US Highway 85, dubbed the Theodore Roosevelt Expressway, is designated a High Priority Corridor by the US Congress and is part of a larger multi-state north-south corridor designated by the Ports to Plains Alliance. Due to its importance, it was critical that improvements be made to reduce congestion and enhance safety along the corridor. 



KLJ worked with the Federal Highway Administration (FHWA) and the NDDOT to redesign a four-lane roadway along the 35-mile long segment of the US Highway 85 corridor from the west edge of Watford City to the junction of US 85 and US 2 west of Williston. A new four-lane, steel bridge was designed by our team to cross the Missouri River and accommodate the lane adjustments. 

In addition, the NDDOT requested that our team convert an abandoned rest area into a weigh station site for the North Dakota Highway Patrol. Due to the space required for truck turning movements, all the existing infrastructure, including the wastewater lagoons, had to be removed. KLJ worked with the North Dakota Department of Health and the EPA to obtain the necessary tests and permits to fill the lagoons in. The final design included site layout, a static truck scale and foundation, new scale house with restroom facilities, a 50’ x 120’ inspection building, lighting, surveillance camera systems, and a weigh-in-motion system.

The full project included ground survey, wetland delineation, cultural resources investigation, development of a Categorical Exclusion (CATEX), biological assessments and an Environmental Assessment (EA), permitting, plan and specification preparation, and right-of-way acquisition. US Highway 85 is the largest transportation project awarded by the NDDOT to a consultant. Due to its size, it was split into five smaller segments.



KLJ completed the planning, survey, wetland delineations, environmental documentation and monitoring, right-of-way acquisition, and design in a compressed, three-year period. Our team also was in charge of the construction administration during the construction phase of the project.

With the previous bridge being rated functionally obsolete, in the past heavy loads had to be re-routed 80 miles around to another route. Now, in addition to being equipped to handle heavy traffic, the bridge is safer having four lanes, rather than two.

In addition, a wildlife fence is helping prevent accidents in the area, as well as protecting wildlife in the region including moose and deer.

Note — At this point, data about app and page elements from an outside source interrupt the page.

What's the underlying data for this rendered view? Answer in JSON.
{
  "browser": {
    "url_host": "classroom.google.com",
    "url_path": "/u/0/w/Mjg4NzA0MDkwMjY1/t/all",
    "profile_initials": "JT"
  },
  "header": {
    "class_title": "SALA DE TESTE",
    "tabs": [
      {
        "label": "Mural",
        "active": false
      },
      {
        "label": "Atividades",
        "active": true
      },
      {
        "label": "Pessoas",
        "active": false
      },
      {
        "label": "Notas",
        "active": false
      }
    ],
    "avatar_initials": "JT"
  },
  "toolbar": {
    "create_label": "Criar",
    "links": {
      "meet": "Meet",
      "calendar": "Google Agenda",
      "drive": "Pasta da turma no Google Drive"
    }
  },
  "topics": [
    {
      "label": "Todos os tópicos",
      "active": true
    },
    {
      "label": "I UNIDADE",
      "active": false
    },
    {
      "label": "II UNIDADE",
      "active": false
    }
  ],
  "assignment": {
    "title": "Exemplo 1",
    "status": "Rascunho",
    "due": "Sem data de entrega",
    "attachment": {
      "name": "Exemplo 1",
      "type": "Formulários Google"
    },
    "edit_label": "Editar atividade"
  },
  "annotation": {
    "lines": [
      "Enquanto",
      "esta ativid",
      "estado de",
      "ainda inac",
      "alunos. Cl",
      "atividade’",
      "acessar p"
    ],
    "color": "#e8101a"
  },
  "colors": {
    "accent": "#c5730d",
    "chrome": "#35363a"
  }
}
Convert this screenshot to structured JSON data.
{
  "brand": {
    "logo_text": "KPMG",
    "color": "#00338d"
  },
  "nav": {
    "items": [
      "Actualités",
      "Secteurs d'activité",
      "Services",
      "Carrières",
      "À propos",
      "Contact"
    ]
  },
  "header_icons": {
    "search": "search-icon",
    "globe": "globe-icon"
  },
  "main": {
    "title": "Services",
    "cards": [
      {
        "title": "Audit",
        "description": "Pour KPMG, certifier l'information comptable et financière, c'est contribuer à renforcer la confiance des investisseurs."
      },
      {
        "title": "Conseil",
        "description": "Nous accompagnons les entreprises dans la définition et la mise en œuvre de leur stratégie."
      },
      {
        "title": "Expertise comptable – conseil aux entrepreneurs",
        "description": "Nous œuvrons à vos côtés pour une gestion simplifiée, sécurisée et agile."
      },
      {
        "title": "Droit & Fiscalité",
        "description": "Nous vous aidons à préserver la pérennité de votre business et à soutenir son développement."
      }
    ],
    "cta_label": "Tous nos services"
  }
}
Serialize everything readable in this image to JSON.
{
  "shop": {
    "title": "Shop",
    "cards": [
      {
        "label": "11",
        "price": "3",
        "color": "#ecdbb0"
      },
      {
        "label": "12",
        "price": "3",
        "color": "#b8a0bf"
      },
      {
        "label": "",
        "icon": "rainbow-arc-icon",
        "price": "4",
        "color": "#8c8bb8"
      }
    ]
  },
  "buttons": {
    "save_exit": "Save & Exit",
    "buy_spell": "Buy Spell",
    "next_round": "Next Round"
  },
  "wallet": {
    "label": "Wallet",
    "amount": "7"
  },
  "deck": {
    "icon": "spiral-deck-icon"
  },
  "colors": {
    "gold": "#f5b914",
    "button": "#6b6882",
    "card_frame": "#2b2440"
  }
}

The reconstruction of US Highway 85 reduces congestion and increases safety by allowing larger passing zones, continuous passing opportunities, and normalized driving speeds.

Similar Projects